A journalist and Revolutionary War historian examines in abundant and authoritative detail the reluctant city of New York as the colonies reeled toward revolution.
Ketchum (Saratoga: Turning Point of America’s Revolutionary War, 1997) begins with an account of the beauty of Manhattan and with the small city forming there (population 25,000 in 1774). When troubles began (taxes, taxes, taxes), the merchants, importers, shipping magnates, sailors, laborers—virtually all of them—were loyal to George III. No one wanted political independence. Ketchum notes that Robert Walpole’s policy of “salutary neglect” was one early factor in the emergence of a spirit of independence in New York (and elsewhere). The author examines the competitive political forces in the city (the Livingston and DeLancey factions) and shows how an increasing number and variety of taxes (molasses and sugar were among the first) created frustration and then rage among the city’s commercial men. But it was the Stamp Act (1765) that fomented the first open, pervasive opposition. Ketchum does a splendid job of explaining this act—its origins, its terms, its consequences—and of showing the myriad responses in the colonies, including meetings, demonstrations, resistances, and publications. Following hard upon it were the odious Quartering and Townshend Acts, which occasioned opposition that Ketchum correctly characterizes as “vociferous” and “immediate and widespread.” Ketchum’s focus is on New York, so we catch only glimpses of the Boston Massacre, of Concord (whose “shot heard round the world” we often hear, but not much else), and of Bunker Hill. But one of his principal accomplishments is to remind us that the origins of the revolution were economic, not political, and that the ultimate losers, the American Tories, were treated harshly before, during, and after the conflict. (Tarring and feathering and hanging were common.)
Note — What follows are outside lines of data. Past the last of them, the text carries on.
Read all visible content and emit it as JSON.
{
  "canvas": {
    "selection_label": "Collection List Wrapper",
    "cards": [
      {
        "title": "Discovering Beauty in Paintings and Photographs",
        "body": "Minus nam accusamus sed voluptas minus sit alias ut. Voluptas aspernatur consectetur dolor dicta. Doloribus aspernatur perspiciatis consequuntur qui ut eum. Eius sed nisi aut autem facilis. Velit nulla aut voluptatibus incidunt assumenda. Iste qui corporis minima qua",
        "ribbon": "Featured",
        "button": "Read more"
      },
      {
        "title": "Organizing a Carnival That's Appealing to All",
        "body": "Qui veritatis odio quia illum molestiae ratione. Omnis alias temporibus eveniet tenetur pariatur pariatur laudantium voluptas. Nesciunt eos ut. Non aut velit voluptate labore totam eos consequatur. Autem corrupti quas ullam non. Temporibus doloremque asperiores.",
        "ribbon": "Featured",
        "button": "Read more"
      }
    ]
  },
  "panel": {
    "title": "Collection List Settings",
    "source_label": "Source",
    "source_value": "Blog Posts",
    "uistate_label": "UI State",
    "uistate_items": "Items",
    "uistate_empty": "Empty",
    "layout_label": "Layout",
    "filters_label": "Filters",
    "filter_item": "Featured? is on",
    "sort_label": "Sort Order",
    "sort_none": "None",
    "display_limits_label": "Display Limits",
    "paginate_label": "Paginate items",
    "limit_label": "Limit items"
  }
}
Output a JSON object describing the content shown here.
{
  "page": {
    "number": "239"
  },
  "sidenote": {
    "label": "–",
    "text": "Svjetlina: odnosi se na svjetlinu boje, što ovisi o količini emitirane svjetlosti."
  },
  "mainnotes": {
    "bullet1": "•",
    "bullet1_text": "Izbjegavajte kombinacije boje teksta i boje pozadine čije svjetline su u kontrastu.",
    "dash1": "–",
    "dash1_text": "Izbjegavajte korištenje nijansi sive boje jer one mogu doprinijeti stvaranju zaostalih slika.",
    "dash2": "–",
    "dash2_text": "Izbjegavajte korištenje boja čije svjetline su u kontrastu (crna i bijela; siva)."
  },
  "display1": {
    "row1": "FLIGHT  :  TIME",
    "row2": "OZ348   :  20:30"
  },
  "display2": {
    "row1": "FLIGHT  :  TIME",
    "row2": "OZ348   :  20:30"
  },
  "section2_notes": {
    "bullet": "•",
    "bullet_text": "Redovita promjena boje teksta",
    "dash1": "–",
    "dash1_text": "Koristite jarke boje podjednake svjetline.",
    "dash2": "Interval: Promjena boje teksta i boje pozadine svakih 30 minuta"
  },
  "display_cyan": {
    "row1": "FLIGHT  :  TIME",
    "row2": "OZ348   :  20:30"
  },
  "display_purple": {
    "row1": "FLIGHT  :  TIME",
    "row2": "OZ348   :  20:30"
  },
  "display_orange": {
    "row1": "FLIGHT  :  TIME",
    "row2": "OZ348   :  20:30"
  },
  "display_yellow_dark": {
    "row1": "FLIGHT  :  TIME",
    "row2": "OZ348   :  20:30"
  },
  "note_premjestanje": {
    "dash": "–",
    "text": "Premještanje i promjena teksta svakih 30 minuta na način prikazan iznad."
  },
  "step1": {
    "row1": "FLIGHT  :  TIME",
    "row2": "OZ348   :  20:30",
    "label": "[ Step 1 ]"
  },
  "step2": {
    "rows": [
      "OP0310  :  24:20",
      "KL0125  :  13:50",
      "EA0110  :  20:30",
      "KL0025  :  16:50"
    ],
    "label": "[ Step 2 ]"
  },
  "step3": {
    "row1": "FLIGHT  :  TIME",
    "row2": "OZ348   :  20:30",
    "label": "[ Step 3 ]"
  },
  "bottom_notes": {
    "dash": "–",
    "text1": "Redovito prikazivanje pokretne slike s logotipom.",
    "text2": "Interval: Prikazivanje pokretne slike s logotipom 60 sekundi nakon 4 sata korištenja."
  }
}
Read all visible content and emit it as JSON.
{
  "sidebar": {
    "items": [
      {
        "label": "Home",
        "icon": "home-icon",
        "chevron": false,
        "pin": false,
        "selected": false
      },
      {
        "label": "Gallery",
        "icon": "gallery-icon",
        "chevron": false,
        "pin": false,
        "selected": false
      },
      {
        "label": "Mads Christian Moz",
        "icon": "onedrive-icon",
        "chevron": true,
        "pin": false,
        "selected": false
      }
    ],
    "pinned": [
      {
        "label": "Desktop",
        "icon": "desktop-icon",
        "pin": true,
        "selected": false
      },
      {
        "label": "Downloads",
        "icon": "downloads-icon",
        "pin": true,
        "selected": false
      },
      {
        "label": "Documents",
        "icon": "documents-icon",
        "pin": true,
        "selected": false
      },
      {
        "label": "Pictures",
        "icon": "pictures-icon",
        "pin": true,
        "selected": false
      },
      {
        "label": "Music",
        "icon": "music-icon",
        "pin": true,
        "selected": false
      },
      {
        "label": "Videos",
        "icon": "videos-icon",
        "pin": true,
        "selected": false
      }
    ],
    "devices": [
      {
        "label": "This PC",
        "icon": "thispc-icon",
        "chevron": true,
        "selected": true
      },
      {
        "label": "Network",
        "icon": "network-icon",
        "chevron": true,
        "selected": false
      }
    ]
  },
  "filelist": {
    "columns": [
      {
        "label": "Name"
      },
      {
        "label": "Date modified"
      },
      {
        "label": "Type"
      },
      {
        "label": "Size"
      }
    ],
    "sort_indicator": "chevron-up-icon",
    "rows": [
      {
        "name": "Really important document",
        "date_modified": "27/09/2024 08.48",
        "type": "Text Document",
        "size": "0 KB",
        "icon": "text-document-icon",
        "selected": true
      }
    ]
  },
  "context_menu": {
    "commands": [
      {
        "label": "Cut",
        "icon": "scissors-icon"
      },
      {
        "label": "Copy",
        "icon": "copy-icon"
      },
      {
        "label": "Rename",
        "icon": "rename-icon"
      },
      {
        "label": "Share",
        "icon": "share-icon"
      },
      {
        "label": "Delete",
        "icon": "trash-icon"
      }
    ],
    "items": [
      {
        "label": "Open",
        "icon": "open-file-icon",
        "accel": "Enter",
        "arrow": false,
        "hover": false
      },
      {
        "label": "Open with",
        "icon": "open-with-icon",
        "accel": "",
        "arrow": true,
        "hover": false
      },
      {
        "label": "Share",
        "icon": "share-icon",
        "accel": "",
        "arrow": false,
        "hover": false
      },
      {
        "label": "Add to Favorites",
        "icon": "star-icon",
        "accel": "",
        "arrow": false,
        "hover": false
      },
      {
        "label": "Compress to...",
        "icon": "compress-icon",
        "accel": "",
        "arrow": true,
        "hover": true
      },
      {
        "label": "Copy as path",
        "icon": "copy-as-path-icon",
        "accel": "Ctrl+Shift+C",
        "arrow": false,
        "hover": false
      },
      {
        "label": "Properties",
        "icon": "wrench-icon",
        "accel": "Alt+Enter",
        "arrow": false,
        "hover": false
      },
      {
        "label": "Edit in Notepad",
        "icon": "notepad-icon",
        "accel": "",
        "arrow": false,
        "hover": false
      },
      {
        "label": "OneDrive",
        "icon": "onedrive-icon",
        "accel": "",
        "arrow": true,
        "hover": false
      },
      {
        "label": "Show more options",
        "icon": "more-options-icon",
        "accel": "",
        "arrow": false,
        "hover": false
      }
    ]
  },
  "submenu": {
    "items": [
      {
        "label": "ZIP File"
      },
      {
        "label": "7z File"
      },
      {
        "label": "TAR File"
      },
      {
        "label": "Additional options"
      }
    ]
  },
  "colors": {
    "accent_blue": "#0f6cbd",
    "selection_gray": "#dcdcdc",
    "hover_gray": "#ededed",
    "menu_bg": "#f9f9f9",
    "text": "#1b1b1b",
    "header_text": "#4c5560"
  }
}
First-rate research, first-rate synthesis. (28 b&w illustrations, 1 map; not seen)